What the task requires
Render every line of the data exactly as written, and leave out the pictures.

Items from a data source
- - - - - - -
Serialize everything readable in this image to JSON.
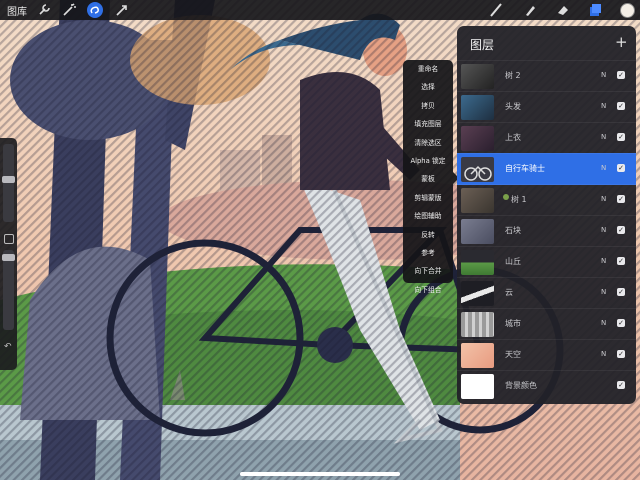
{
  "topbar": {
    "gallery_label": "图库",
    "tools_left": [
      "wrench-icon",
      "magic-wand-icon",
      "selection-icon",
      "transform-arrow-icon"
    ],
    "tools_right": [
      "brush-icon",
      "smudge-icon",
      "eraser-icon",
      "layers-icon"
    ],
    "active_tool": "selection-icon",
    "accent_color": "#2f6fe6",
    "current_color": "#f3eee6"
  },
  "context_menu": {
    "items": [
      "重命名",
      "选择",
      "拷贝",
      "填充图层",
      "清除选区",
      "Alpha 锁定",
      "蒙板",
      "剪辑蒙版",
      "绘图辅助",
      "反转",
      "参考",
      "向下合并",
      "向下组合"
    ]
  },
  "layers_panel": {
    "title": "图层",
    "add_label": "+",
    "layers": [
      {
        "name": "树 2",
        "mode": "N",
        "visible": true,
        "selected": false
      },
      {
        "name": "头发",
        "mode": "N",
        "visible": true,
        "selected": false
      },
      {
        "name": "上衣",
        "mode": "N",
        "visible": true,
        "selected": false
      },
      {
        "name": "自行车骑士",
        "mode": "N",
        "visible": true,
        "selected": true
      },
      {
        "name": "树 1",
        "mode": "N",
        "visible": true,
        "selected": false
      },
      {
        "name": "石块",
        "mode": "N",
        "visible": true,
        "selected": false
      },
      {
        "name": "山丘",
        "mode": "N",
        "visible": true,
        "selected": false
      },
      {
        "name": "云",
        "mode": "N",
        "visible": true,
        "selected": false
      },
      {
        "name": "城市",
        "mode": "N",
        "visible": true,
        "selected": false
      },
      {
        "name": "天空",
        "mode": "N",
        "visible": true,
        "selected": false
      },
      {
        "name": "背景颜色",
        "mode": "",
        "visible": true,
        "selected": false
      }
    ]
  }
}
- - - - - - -
Reply
Serialize everything readable in this image to JSON.
{
  "topbar": {
    "gallery_label": "图库",
    "tools_left": [
      "wrench-icon",
      "magic-wand-icon",
      "selection-icon",
      "transform-arrow-icon"
    ],
    "tools_right": [
      "brush-icon",
      "smudge-icon",
      "eraser-icon",
      "layers-icon"
    ],
    "active_tool": "selection-icon",
    "accent_color": "#2f6fe6",
    "current_color": "#f3eee6"
  },
  "context_menu": {
    "items": [
      "重命名",
      "选择",
      "拷贝",
      "填充图层",
      "清除选区",
      "Alpha 锁定",
      "蒙板",
      "剪辑蒙版",
      "绘图辅助",
      "反转",
      "参考",
      "向下合并",
      "向下组合"
    ]
  },
  "layers_panel": {
    "title": "图层",
    "add_label": "+",
    "layers": [
      {
        "name": "树 2",
        "mode": "N",
        "visible": true,
        "selected": false
      },
      {
        "name": "头发",
        "mode": "N",
        "visible": true,
        "selected": false
      },
      {
        "name": "上衣",
        "mode": "N",
        "visible": true,
        "selected": false
      },
      {
        "name": "自行车骑士",
        "mode": "N",
        "visible": true,
        "selected": true
      },
      {
        "name": "树 1",
        "mode": "N",
        "visible": true,
        "selected": false
      },
      {
        "name": "石块",
        "mode": "N",
        "visible": true,
        "selected": false
      },
      {
        "name": "山丘",
        "mode": "N",
        "visible": true,
        "selected": false
      },
      {
        "name": "云",
        "mode": "N",
        "visible": true,
        "selected": false
      },
      {
        "name": "城市",
        "mode": "N",
        "visible": true,
        "selected": false
      },
      {
        "name": "天空",
        "mode": "N",
        "visible": true,
        "selected": false
      },
      {
        "name": "背景颜色",
        "mode": "",
        "visible": true,
        "selected": false
      }
    ]
  }
}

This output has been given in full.